Sunday, Jan 21, 2018 | Last Update : 06:19 AM IST
Director Steven Spielberg returns to the top form with an impressive drama based on the powerful true story.
Director: Steven Spielberg
Cast: Meryl Streep, Tom Hanks, Sarah Paulson, Bob Odenkirk, Carrie Coon, and Matthew Rhys.
'The Post' recounts the 1971 publication of 'The Pentagon Papers', the collective study initiated by the Department of Defense that summarized the United States' involvement in Vietnam between 1945 and 1967.
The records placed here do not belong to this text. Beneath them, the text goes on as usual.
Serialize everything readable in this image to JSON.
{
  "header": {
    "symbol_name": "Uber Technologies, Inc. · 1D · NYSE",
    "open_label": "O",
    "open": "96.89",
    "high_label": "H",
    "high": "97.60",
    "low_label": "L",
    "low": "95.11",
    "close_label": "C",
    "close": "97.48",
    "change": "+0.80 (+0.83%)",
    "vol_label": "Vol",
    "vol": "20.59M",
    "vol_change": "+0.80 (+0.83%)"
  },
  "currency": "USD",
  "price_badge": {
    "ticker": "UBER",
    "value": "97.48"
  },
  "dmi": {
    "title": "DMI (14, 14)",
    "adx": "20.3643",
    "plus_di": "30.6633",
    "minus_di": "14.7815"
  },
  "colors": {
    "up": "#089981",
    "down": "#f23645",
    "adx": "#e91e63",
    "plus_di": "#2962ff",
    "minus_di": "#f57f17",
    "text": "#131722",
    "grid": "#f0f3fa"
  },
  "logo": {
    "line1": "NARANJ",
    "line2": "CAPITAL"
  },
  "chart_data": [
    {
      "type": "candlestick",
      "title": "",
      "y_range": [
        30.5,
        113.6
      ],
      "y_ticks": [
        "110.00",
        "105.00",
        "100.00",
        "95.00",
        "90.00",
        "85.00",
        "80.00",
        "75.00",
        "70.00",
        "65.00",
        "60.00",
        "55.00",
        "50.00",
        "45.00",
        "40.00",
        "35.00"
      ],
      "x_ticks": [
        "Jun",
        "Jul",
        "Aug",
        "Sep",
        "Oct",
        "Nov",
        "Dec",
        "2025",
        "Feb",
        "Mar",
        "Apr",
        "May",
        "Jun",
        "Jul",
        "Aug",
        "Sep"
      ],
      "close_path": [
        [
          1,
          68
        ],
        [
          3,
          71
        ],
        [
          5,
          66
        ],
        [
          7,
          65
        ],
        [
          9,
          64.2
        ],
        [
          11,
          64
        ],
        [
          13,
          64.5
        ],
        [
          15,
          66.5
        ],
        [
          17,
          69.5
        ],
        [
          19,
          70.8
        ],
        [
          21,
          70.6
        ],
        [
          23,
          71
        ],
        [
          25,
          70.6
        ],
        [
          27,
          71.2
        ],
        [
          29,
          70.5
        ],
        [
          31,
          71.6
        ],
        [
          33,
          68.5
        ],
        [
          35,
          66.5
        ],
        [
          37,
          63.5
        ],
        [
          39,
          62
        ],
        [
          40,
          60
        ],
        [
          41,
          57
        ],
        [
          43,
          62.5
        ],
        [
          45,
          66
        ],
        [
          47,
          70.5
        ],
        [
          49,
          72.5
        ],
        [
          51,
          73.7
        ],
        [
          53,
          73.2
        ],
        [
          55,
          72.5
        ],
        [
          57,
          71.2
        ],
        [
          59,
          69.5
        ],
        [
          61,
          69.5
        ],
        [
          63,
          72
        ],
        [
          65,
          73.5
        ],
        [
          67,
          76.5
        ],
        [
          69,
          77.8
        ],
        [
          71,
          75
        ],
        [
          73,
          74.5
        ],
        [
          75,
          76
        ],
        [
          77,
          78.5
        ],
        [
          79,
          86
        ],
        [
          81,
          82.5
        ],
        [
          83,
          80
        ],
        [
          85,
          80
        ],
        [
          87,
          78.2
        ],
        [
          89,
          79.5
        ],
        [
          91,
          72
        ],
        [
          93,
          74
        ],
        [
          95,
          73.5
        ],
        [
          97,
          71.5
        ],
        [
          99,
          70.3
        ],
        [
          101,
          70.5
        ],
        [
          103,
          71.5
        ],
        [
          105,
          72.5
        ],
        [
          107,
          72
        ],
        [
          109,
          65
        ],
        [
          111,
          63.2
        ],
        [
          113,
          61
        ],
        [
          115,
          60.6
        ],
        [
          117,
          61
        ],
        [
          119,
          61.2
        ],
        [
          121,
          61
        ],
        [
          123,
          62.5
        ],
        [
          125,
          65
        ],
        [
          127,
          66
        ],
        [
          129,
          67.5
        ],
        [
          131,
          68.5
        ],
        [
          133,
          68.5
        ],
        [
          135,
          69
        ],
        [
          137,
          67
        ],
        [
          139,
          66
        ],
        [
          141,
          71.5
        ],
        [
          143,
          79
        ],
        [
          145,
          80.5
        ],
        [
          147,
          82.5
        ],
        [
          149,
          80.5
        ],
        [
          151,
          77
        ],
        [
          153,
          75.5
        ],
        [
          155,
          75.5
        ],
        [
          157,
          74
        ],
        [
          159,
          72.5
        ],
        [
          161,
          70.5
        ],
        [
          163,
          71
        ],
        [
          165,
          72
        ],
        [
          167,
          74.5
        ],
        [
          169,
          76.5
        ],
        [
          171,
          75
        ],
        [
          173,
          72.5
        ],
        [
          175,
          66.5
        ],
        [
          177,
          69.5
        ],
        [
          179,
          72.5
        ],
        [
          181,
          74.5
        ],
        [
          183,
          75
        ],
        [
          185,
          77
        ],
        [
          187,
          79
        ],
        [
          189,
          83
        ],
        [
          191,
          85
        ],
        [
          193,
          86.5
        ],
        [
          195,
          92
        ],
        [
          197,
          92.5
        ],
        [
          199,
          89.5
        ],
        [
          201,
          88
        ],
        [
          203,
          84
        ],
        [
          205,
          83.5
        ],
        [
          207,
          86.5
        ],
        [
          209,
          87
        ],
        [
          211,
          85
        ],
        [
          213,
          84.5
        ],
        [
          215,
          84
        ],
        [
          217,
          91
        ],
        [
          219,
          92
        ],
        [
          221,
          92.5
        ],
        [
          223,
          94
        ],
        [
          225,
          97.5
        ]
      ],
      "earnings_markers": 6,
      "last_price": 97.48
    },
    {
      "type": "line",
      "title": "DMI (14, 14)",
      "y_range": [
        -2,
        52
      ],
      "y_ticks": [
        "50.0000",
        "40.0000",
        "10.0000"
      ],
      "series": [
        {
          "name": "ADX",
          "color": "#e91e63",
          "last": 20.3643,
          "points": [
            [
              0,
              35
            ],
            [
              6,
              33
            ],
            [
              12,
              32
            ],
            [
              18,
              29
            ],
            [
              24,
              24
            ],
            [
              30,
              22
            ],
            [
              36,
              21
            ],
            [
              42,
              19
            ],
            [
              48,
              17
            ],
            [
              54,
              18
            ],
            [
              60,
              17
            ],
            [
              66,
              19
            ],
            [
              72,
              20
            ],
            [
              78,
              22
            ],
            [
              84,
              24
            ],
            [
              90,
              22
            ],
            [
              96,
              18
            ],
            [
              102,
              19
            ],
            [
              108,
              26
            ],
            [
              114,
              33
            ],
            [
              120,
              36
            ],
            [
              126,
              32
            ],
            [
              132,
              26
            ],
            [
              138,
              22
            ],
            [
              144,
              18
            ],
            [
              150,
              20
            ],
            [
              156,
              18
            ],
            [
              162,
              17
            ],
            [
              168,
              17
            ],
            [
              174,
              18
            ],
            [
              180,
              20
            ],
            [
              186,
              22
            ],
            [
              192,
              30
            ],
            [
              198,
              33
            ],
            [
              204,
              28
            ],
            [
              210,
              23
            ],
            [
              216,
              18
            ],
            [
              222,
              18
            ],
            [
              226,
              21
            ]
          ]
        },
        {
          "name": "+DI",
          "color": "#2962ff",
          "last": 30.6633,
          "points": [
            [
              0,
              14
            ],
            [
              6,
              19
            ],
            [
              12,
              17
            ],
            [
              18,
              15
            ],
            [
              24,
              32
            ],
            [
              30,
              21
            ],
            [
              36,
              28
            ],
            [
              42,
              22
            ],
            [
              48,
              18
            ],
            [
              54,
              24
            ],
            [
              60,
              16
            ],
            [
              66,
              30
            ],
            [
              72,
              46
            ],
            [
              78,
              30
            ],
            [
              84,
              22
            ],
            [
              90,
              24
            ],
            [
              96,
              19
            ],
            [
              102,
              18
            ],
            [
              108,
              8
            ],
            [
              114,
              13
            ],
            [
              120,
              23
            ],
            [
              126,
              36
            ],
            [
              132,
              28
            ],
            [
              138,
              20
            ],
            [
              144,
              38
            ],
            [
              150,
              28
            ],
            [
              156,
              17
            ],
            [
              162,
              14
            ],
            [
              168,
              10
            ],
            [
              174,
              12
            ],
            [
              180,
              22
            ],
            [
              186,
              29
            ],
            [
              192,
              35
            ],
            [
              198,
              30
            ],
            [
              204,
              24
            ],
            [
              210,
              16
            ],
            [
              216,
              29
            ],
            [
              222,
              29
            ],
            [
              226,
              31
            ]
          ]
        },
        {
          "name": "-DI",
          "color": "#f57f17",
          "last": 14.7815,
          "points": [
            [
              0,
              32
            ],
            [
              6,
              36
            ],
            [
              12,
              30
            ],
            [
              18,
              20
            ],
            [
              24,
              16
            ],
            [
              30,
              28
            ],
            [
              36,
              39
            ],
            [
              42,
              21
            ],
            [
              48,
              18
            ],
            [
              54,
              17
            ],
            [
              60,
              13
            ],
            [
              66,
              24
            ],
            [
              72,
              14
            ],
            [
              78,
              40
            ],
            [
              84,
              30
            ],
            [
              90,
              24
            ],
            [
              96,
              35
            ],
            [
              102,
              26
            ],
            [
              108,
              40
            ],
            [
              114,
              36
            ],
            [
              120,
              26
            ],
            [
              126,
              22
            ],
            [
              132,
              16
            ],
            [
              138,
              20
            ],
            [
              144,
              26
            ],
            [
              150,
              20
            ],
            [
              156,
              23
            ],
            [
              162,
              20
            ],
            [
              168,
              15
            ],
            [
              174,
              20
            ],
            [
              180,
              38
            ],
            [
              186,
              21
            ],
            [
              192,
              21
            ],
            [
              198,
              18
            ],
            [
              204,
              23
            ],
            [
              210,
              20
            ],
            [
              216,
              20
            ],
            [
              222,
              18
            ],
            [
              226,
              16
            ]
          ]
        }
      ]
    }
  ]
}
The film mainly revolves around The Washington Post's first female publisher and president, Katharine 'Kay' Graham (Meryl Streep). Kay must bump heads with her Editor-in-chief Benjamin Bradlee (Tom Hanks), who is an outspoken supporter of freedom of the press. The dilemma of Graham and Bradlee to reach an extremely tedious decision of publishing the papers forms the narrative of the film.
Director Steven Spielberg returns to top form with an impressive drama based on a powerful true story. The journey with these reporters to uncover and publish the truth will have you engrossed and captivated. Spielberg and the scriptwriters Liz Hannah and Josh Singer brilliantly tweak the real story into a compelling drama.
With that said, even though 'The Post' is lean and concise, it's not especially subtle. The message of free press starts to become too preachy. The initial 30 minutes take time to introduce us to the setup and thus feel bit stretched. But after the lukewarm start, the brilliance really kicks into high gear in the second half of the film. It's put upon the audience to pay close attention thereupon, because the film doesn't stop moving. And the result is us feeling included and caring about The Post's dilemma and its ultimate decision.
Meryl Streep and Tom Hanks co-star as Graham and Bradlee, and they are fantastic in their respective roles and even better in their chemistry. Streep has added yet another winning performance to her scintillating filmography. She amazingly creates Kay Graham, after portraying real-life women such as Margaret Thatcher, Julia Childs, and Lindy Chamberlain. One of the miracles that Streep manages to perform again is that one forgets that it is her a second after she appears on the screen. Tom Hanks once again proves his caliber in playing hard hitting characters. His portrayal of Bradlee is immensely moving and real. It's the solid lead performances by Streep and Hanks that gives ‘The Post’ its beating heart. The supporting cast is great, too. Carrie Coon as Meg Greenfield and Bob Odenkirk as reporter Ben Bagdikian stand out.
Despite its strong themes, 'The Post' never fails to entertain the audience with neatly done mawkish humour. It’s funny how a film that is set in 1970, is still so relevant, especially in today's political time. It is so obvious that Spielberg wants to make some sharp remarks at the man currently sitting in The White House. And in the reflection, it also gives strong moral values to the media and the importance of the press in the democracy.
This movie isn't 'Spotlight', but it is one of the better journalism movies made.
In a scene towards the climax of the film, a reporter reiterates the message from the judge: "In the First Amendment the Founding Fathers gave the free press the protection it must have to fulfill its essential role in our democracy. The press was to serve the governed, not the governors."
If people take one thing away from this film, let it be that.